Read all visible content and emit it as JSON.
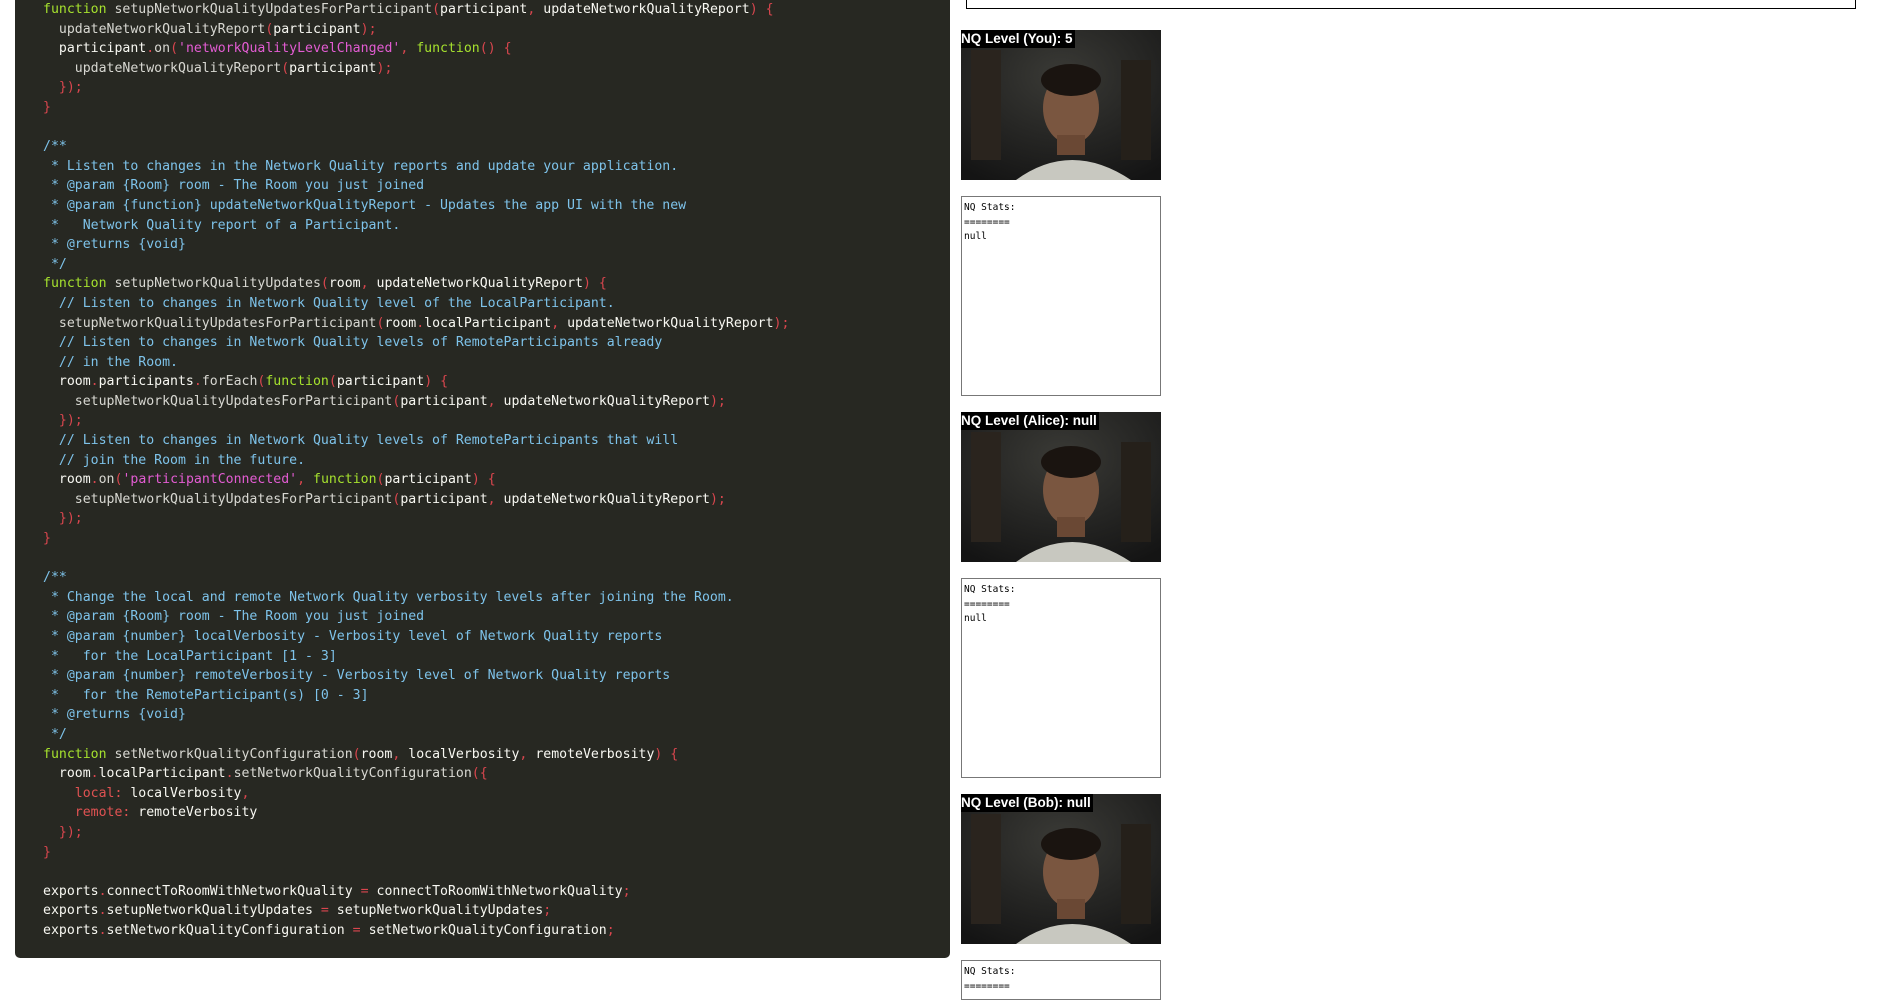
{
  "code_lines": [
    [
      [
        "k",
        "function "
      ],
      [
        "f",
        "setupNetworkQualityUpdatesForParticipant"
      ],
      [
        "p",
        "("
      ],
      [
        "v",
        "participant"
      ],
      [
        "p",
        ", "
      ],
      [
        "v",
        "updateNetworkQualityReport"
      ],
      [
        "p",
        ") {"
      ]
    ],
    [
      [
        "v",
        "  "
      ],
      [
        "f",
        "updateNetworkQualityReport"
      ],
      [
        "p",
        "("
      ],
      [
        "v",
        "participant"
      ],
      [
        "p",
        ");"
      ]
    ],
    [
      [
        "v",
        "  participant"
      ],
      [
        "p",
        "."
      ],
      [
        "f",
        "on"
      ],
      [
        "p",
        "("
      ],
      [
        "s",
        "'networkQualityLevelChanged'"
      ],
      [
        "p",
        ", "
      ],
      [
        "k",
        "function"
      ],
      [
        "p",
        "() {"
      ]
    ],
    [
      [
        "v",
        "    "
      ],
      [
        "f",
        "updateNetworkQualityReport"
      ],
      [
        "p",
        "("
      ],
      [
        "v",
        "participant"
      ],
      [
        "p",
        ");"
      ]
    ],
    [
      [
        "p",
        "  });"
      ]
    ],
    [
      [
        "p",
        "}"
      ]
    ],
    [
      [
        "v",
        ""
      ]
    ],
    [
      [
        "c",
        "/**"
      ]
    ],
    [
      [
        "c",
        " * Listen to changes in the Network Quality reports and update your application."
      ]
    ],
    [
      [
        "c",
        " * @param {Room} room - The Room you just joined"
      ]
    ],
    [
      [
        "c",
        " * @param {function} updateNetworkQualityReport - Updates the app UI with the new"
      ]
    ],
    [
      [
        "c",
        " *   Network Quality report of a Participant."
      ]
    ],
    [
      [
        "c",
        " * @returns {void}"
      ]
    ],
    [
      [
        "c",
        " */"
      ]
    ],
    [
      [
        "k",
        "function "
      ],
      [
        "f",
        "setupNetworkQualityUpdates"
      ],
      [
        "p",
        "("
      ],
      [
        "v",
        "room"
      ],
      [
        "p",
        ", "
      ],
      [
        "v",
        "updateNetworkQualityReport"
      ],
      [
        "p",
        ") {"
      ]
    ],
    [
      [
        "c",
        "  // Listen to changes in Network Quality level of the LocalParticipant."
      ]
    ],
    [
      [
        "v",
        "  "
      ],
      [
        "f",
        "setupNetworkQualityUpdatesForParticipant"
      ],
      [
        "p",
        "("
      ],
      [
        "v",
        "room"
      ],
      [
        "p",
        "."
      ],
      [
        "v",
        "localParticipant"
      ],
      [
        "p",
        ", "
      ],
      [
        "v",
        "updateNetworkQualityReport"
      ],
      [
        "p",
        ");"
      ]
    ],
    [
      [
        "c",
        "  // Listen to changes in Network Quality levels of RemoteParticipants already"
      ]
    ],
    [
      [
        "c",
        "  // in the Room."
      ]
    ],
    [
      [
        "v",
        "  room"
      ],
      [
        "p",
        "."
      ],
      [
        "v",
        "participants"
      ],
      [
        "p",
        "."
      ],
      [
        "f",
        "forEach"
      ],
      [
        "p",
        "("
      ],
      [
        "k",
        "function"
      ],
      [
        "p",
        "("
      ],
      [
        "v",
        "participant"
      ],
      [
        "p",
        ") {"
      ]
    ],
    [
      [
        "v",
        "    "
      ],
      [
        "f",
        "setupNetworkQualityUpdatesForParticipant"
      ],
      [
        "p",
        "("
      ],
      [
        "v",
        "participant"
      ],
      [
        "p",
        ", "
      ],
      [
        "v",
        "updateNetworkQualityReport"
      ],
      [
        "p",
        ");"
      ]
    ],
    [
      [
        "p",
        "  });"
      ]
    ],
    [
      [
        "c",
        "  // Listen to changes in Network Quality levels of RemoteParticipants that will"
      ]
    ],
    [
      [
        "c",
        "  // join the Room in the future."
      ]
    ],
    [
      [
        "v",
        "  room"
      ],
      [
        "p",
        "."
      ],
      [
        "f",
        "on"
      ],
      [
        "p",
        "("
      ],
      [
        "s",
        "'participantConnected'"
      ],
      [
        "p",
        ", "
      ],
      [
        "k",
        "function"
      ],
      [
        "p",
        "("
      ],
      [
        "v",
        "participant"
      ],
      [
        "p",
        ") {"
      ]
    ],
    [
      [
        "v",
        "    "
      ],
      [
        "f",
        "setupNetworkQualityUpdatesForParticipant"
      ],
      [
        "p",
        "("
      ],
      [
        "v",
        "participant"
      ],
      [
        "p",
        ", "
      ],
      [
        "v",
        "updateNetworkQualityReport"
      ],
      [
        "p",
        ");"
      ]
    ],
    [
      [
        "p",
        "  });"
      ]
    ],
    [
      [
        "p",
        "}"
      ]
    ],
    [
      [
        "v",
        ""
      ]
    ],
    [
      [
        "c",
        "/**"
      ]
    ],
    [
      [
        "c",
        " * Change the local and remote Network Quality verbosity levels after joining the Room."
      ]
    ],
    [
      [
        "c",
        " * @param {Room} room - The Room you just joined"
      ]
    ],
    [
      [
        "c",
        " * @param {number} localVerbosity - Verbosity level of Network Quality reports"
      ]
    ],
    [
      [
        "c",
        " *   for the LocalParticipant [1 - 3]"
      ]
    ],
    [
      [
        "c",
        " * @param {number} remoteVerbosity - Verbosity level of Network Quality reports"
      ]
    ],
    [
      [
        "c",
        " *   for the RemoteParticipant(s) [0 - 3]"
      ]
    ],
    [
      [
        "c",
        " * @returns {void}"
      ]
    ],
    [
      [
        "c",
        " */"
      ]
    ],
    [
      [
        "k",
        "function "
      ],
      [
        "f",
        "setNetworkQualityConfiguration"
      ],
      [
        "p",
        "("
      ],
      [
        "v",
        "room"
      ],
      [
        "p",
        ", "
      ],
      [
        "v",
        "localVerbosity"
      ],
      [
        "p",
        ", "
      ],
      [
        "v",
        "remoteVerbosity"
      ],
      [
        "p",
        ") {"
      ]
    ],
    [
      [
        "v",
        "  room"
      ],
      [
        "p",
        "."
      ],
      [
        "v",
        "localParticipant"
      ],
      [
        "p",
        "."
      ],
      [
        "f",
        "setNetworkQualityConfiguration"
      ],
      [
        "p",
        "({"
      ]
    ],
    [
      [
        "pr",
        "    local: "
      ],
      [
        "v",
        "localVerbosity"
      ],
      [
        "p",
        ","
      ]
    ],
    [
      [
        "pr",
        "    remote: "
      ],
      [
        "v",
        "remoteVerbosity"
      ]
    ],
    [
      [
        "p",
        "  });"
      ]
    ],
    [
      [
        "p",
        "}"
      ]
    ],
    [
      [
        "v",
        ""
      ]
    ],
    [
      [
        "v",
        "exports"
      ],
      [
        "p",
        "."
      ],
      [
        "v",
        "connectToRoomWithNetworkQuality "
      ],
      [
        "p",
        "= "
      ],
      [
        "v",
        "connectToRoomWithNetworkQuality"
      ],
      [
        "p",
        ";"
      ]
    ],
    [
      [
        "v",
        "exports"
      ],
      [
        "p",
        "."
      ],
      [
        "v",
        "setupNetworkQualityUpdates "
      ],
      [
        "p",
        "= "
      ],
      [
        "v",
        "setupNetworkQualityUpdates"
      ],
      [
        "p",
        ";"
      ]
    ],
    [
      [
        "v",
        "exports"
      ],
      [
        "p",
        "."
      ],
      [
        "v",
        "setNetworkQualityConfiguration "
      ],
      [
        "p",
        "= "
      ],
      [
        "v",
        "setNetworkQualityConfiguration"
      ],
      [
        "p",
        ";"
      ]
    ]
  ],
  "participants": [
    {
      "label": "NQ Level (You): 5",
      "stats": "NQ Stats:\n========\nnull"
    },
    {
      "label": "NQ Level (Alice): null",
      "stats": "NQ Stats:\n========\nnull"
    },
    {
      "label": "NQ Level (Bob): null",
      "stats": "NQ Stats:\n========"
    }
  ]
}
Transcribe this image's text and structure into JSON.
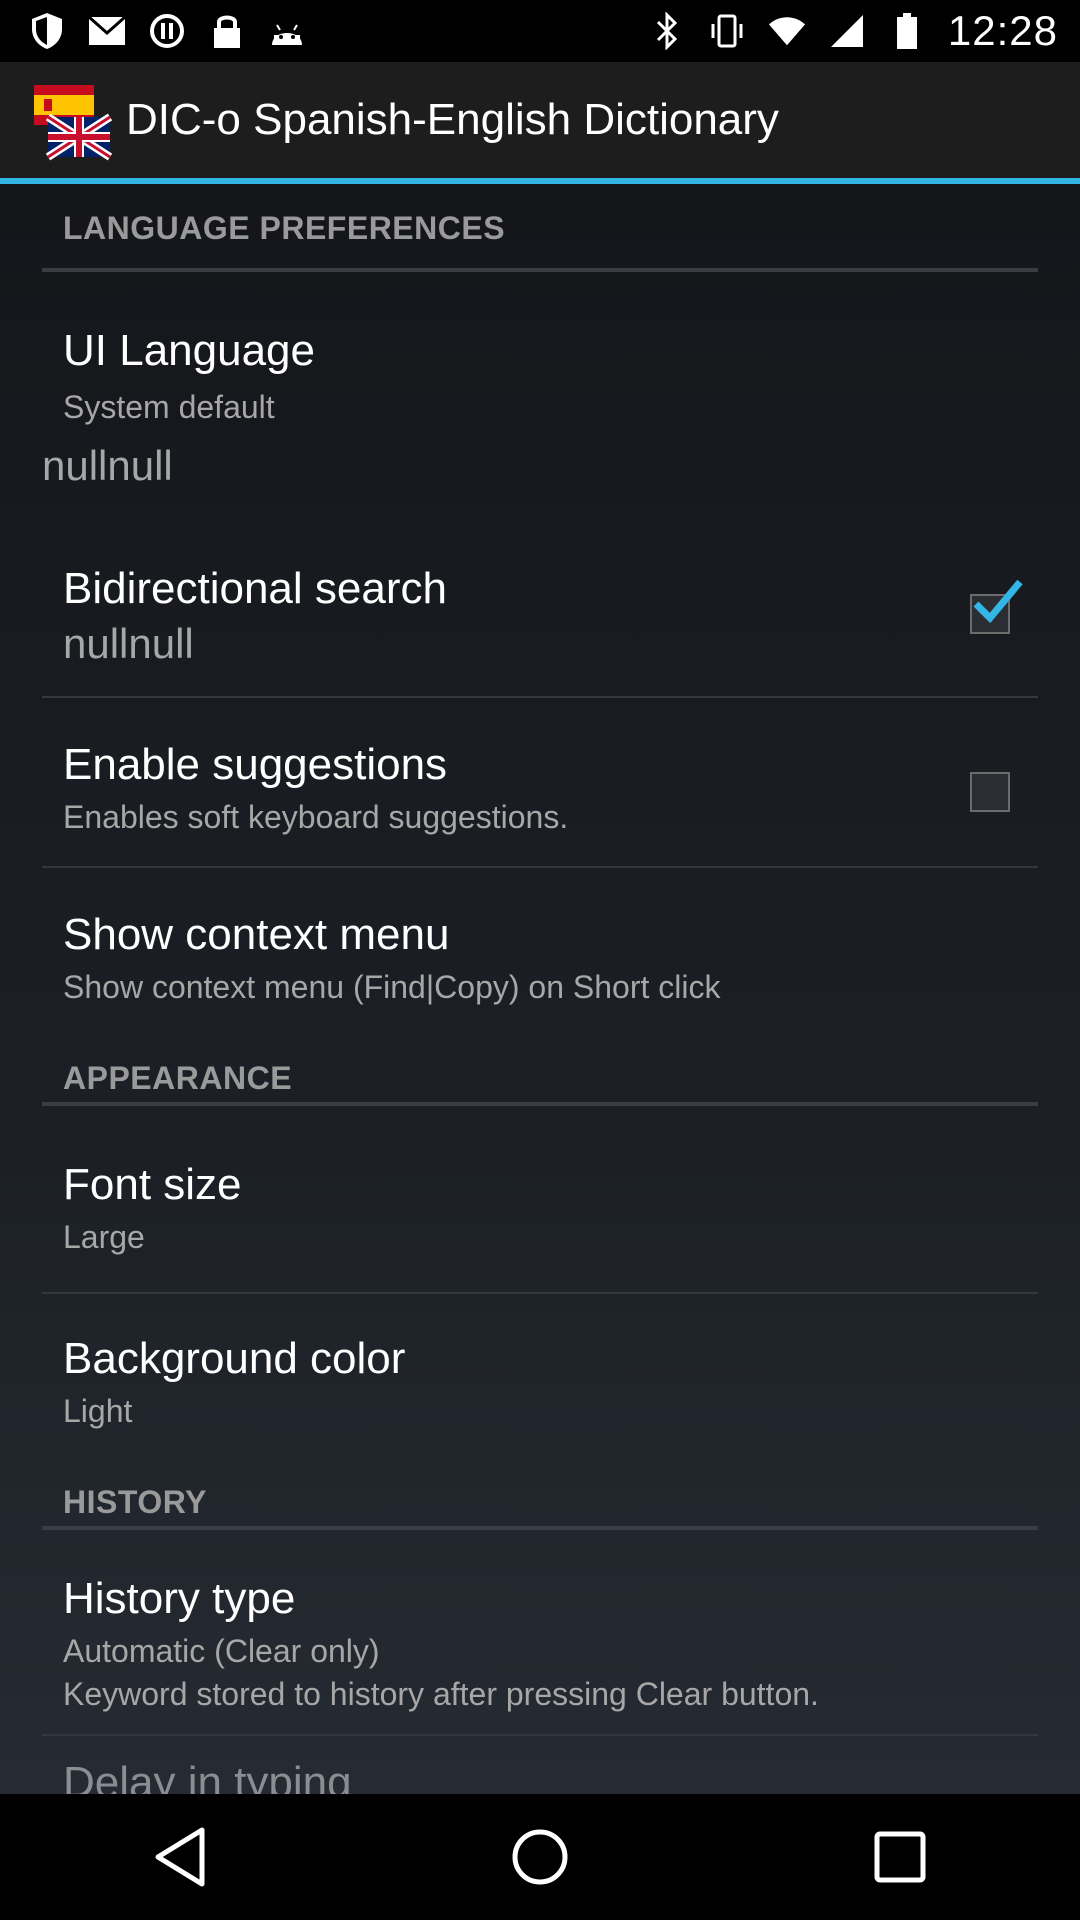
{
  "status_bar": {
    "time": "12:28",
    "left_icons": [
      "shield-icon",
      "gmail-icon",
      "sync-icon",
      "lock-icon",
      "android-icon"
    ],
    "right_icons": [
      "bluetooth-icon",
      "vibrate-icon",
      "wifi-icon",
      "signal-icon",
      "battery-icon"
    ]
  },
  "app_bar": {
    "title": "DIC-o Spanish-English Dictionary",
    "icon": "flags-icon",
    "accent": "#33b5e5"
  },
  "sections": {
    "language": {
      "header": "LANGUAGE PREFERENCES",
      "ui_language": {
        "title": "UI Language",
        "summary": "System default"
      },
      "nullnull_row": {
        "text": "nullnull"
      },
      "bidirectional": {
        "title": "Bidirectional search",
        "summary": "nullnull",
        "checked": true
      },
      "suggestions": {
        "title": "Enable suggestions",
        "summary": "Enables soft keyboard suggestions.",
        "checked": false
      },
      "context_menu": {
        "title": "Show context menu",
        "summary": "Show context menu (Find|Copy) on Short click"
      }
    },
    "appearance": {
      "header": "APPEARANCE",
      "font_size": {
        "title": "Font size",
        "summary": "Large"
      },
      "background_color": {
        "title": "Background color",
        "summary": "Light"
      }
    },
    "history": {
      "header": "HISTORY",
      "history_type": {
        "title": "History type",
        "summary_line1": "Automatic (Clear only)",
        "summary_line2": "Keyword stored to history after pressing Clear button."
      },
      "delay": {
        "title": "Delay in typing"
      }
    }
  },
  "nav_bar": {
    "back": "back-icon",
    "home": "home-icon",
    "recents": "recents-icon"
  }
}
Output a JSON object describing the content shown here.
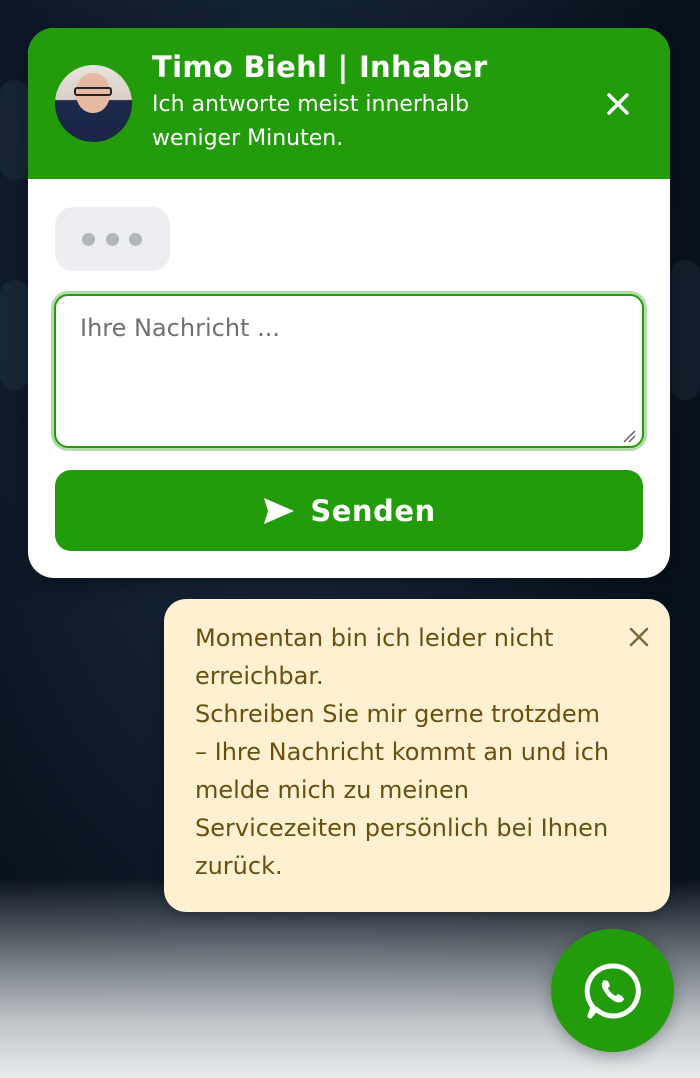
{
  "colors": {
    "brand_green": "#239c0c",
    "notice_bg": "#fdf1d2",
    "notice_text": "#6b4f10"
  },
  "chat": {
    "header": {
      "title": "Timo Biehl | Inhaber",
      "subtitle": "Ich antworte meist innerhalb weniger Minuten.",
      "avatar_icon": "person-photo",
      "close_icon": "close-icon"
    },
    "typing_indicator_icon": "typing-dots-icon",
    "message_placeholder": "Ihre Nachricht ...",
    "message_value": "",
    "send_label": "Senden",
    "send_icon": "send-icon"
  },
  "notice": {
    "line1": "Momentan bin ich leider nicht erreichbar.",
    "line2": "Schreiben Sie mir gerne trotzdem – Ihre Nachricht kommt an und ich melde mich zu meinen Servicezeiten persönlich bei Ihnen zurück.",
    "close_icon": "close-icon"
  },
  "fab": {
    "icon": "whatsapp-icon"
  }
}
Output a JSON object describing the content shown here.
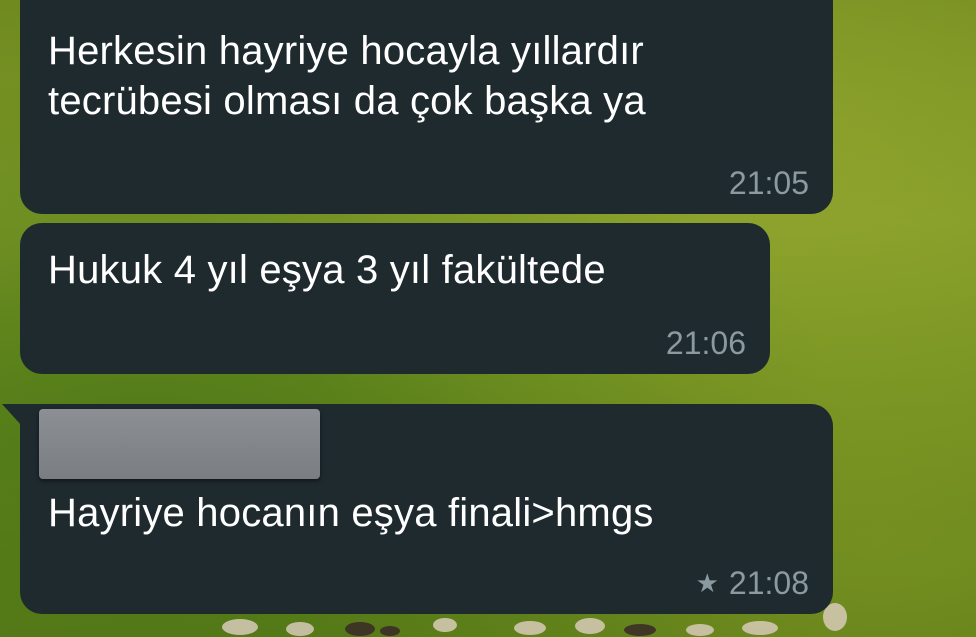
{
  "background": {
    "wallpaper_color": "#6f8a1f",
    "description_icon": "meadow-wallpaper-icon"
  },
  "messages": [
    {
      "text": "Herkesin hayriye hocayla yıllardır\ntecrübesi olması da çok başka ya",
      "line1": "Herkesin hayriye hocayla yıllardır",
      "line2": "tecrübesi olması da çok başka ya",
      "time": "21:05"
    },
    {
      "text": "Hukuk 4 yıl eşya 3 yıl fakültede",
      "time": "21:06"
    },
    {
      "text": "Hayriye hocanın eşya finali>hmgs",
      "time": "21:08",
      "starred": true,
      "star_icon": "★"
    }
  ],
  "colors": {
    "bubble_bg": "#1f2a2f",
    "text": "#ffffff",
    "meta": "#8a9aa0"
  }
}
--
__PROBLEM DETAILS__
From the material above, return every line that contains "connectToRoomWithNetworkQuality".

__ANSWER__
        "connectToRoomWithNetworkQuality "
        "connectToRoomWithNetworkQuality"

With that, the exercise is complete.